**Assigned task**
Go through the data below and retype all of it exactly.

**Working data**
╔══
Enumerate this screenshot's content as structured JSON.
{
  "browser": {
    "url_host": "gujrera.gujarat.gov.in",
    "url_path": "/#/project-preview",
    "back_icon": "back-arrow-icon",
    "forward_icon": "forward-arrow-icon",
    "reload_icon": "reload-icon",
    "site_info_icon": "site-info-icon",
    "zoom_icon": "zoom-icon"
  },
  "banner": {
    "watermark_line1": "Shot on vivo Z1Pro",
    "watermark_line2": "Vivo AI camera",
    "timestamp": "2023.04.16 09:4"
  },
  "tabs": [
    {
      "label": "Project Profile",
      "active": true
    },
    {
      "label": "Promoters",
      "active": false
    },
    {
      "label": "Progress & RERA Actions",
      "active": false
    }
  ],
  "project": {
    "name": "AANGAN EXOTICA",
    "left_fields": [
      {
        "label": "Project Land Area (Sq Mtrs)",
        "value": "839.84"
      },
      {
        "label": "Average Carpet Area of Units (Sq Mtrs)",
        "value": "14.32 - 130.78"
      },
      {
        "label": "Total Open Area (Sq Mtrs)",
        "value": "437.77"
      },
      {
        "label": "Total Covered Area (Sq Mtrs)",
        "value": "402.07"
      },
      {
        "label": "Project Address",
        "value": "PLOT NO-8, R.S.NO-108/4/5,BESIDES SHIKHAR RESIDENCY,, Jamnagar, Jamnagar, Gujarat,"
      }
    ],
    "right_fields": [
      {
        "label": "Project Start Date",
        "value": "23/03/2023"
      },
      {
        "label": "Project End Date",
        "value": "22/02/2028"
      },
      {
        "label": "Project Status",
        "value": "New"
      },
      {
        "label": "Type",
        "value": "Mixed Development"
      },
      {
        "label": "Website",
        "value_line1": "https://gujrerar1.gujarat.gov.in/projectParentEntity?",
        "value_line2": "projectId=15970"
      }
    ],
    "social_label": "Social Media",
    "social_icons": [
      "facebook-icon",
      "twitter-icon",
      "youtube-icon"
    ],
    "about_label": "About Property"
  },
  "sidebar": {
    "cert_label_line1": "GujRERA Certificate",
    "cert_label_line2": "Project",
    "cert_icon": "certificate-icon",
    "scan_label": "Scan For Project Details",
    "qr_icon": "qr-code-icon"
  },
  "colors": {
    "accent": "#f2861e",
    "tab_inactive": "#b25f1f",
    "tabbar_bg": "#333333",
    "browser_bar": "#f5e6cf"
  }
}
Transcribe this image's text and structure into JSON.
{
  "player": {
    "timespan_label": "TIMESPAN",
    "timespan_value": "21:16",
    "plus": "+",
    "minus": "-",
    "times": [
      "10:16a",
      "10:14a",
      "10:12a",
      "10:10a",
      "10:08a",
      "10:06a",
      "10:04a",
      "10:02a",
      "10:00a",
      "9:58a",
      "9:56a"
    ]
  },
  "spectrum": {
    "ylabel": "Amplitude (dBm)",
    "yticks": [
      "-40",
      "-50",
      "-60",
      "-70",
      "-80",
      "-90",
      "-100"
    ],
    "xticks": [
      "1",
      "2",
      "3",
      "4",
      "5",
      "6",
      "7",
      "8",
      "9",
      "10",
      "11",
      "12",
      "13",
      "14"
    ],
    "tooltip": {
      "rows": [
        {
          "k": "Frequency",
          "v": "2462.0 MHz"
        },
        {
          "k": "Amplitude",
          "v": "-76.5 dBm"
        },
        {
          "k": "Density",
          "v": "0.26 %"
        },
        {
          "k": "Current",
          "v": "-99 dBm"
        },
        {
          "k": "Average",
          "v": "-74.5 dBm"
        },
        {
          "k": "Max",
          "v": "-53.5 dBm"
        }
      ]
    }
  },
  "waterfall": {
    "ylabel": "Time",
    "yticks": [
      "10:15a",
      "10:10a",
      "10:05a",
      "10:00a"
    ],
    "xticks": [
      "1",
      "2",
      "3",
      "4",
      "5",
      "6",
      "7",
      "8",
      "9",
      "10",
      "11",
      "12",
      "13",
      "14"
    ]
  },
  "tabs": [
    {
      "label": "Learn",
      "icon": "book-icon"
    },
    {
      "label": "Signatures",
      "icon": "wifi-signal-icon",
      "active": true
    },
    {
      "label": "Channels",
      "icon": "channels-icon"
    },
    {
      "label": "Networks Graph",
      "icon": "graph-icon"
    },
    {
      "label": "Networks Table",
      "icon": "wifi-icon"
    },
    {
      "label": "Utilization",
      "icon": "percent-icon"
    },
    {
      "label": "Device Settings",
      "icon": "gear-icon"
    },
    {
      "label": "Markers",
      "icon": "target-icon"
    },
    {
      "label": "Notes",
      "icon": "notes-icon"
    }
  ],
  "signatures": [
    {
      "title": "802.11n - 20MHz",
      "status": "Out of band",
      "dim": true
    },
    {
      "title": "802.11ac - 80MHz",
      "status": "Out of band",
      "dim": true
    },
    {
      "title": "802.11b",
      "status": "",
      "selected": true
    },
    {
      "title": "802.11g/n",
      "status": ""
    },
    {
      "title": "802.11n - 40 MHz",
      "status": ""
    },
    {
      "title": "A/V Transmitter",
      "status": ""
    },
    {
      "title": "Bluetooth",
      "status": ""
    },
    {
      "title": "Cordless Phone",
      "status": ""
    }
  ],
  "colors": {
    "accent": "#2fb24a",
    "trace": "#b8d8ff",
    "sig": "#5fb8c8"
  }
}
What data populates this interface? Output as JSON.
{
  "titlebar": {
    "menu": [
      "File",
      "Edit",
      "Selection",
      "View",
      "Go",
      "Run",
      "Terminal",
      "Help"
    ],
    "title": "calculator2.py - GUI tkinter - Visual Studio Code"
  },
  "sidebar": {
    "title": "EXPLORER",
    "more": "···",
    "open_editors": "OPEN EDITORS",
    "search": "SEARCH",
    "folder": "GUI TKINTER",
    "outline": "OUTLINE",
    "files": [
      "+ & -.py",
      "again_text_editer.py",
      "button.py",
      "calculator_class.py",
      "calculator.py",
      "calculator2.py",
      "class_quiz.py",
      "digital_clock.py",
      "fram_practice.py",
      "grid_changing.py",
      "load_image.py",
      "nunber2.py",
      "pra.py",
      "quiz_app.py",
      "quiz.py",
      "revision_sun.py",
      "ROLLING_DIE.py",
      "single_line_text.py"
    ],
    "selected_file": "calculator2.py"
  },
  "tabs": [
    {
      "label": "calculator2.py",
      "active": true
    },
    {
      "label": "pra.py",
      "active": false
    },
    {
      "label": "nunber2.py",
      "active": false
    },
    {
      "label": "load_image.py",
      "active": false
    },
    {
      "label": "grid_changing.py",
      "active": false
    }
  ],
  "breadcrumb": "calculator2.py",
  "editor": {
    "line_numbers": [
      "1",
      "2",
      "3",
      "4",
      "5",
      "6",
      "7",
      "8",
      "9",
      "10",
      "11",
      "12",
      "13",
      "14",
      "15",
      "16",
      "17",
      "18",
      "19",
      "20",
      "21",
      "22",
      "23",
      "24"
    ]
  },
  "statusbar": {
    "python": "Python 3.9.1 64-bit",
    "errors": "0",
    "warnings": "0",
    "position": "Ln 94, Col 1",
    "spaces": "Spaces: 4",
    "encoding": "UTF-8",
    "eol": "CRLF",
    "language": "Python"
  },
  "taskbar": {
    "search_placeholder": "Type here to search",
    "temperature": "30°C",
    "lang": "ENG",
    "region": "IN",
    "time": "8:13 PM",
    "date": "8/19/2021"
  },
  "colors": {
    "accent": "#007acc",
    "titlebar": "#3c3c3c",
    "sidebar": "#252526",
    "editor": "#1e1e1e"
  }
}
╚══
**Task solution**
Enumerate this screenshot's content as structured JSON.
{
  "browser": {
    "url_host": "gujrera.gujarat.gov.in",
    "url_path": "/#/project-preview",
    "back_icon": "back-arrow-icon",
    "forward_icon": "forward-arrow-icon",
    "reload_icon": "reload-icon",
    "site_info_icon": "site-info-icon",
    "zoom_icon": "zoom-icon"
  },
  "banner": {
    "watermark_line1": "Shot on vivo Z1Pro",
    "watermark_line2": "Vivo AI camera",
    "timestamp": "2023.04.16 09:4"
  },
  "tabs": [
    {
      "label": "Project Profile",
      "active": true
    },
    {
      "label": "Promoters",
      "active": false
    },
    {
      "label": "Progress & RERA Actions",
      "active": false
    }
  ],
  "project": {
    "name": "AANGAN EXOTICA",
    "left_fields": [
      {
        "label": "Project Land Area (Sq Mtrs)",
        "value": "839.84"
      },
      {
        "label": "Average Carpet Area of Units (Sq Mtrs)",
        "value": "14.32 - 130.78"
      },
      {
        "label": "Total Open Area (Sq Mtrs)",
        "value": "437.77"
      },
      {
        "label": "Total Covered Area (Sq Mtrs)",
        "value": "402.07"
      },
      {
        "label": "Project Address",
        "value": "PLOT NO-8, R.S.NO-108/4/5,BESIDES SHIKHAR RESIDENCY,, Jamnagar, Jamnagar, Gujarat,"
      }
    ],
    "right_fields": [
      {
        "label": "Project Start Date",
        "value": "23/03/2023"
      },
      {
        "label": "Project End Date",
        "value": "22/02/2028"
      },
      {
        "label": "Project Status",
        "value": "New"
      },
      {
        "label": "Type",
        "value": "Mixed Development"
      },
      {
        "label": "Website",
        "value_line1": "https://gujrerar1.gujarat.gov.in/projectParentEntity?",
        "value_line2": "projectId=15970"
      }
    ],
    "social_label": "Social Media",
    "social_icons": [
      "facebook-icon",
      "twitter-icon",
      "youtube-icon"
    ],
    "about_label": "About Property"
  },
  "sidebar": {
    "cert_label_line1": "GujRERA Certificate",
    "cert_label_line2": "Project",
    "cert_icon": "certificate-icon",
    "scan_label": "Scan For Project Details",
    "qr_icon": "qr-code-icon"
  },
  "colors": {
    "accent": "#f2861e",
    "tab_inactive": "#b25f1f",
    "tabbar_bg": "#333333",
    "browser_bar": "#f5e6cf"
  }
}
Transcribe this image's text and structure into JSON.
{
  "player": {
    "timespan_label": "TIMESPAN",
    "timespan_value": "21:16",
    "plus": "+",
    "minus": "-",
    "times": [
      "10:16a",
      "10:14a",
      "10:12a",
      "10:10a",
      "10:08a",
      "10:06a",
      "10:04a",
      "10:02a",
      "10:00a",
      "9:58a",
      "9:56a"
    ]
  },
  "spectrum": {
    "ylabel": "Amplitude (dBm)",
    "yticks": [
      "-40",
      "-50",
      "-60",
      "-70",
      "-80",
      "-90",
      "-100"
    ],
    "xticks": [
      "1",
      "2",
      "3",
      "4",
      "5",
      "6",
      "7",
      "8",
      "9",
      "10",
      "11",
      "12",
      "13",
      "14"
    ],
    "tooltip": {
      "rows": [
        {
          "k": "Frequency",
          "v": "2462.0 MHz"
        },
        {
          "k": "Amplitude",
          "v": "-76.5 dBm"
        },
        {
          "k": "Density",
          "v": "0.26 %"
        },
        {
          "k": "Current",
          "v": "-99 dBm"
        },
        {
          "k": "Average",
          "v": "-74.5 dBm"
        },
        {
          "k": "Max",
          "v": "-53.5 dBm"
        }
      ]
    }
  },
  "waterfall": {
    "ylabel": "Time",
    "yticks": [
      "10:15a",
      "10:10a",
      "10:05a",
      "10:00a"
    ],
    "xticks": [
      "1",
      "2",
      "3",
      "4",
      "5",
      "6",
      "7",
      "8",
      "9",
      "10",
      "11",
      "12",
      "13",
      "14"
    ]
  },
  "tabs": [
    {
      "label": "Learn",
      "icon": "book-icon"
    },
    {
      "label": "Signatures",
      "icon": "wifi-signal-icon",
      "active": true
    },
    {
      "label": "Channels",
      "icon": "channels-icon"
    },
    {
      "label": "Networks Graph",
      "icon": "graph-icon"
    },
    {
      "label": "Networks Table",
      "icon": "wifi-icon"
    },
    {
      "label": "Utilization",
      "icon": "percent-icon"
    },
    {
      "label": "Device Settings",
      "icon": "gear-icon"
    },
    {
      "label": "Markers",
      "icon": "target-icon"
    },
    {
      "label": "Notes",
      "icon": "notes-icon"
    }
  ],
  "signatures": [
    {
      "title": "802.11n - 20MHz",
      "status": "Out of band",
      "dim": true
    },
    {
      "title": "802.11ac - 80MHz",
      "status": "Out of band",
      "dim": true
    },
    {
      "title": "802.11b",
      "status": "",
      "selected": true
    },
    {
      "title": "802.11g/n",
      "status": ""
    },
    {
      "title": "802.11n - 40 MHz",
      "status": ""
    },
    {
      "title": "A/V Transmitter",
      "status": ""
    },
    {
      "title": "Bluetooth",
      "status": ""
    },
    {
      "title": "Cordless Phone",
      "status": ""
    }
  ],
  "colors": {
    "accent": "#2fb24a",
    "trace": "#b8d8ff",
    "sig": "#5fb8c8"
  }
}
What data populates this interface? Output as JSON.
{
  "titlebar": {
    "menu": [
      "File",
      "Edit",
      "Selection",
      "View",
      "Go",
      "Run",
      "Terminal",
      "Help"
    ],
    "title": "calculator2.py - GUI tkinter - Visual Studio Code"
  },
  "sidebar": {
    "title": "EXPLORER",
    "more": "···",
    "open_editors": "OPEN EDITORS",
    "search": "SEARCH",
    "folder": "GUI TKINTER",
    "outline": "OUTLINE",
    "files": [
      "+ & -.py",
      "again_text_editer.py",
      "button.py",
      "calculator_class.py",
      "calculator.py",
      "calculator2.py",
      "class_quiz.py",
      "digital_clock.py",
      "fram_practice.py",
      "grid_changing.py",
      "load_image.py",
      "nunber2.py",
      "pra.py",
      "quiz_app.py",
      "quiz.py",
      "revision_sun.py",
      "ROLLING_DIE.py",
      "single_line_text.py"
    ],
    "selected_file": "calculator2.py"
  },
  "tabs": [
    {
      "label": "calculator2.py",
      "active": true
    },
    {
      "label": "pra.py",
      "active": false
    },
    {
      "label": "nunber2.py",
      "active": false
    },
    {
      "label": "load_image.py",
      "active": false
    },
    {
      "label": "grid_changing.py",
      "active": false
    }
  ],
  "breadcrumb": "calculator2.py",
  "editor": {
    "line_numbers": [
      "1",
      "2",
      "3",
      "4",
      "5",
      "6",
      "7",
      "8",
      "9",
      "10",
      "11",
      "12",
      "13",
      "14",
      "15",
      "16",
      "17",
      "18",
      "19",
      "20",
      "21",
      "22",
      "23",
      "24"
    ]
  },
  "statusbar": {
    "python": "Python 3.9.1 64-bit",
    "errors": "0",
    "warnings": "0",
    "position": "Ln 94, Col 1",
    "spaces": "Spaces: 4",
    "encoding": "UTF-8",
    "eol": "CRLF",
    "language": "Python"
  },
  "taskbar": {
    "search_placeholder": "Type here to search",
    "temperature": "30°C",
    "lang": "ENG",
    "region": "IN",
    "time": "8:13 PM",
    "date": "8/19/2021"
  },
  "colors": {
    "accent": "#007acc",
    "titlebar": "#3c3c3c",
    "sidebar": "#252526",
    "editor": "#1e1e1e"
  }
}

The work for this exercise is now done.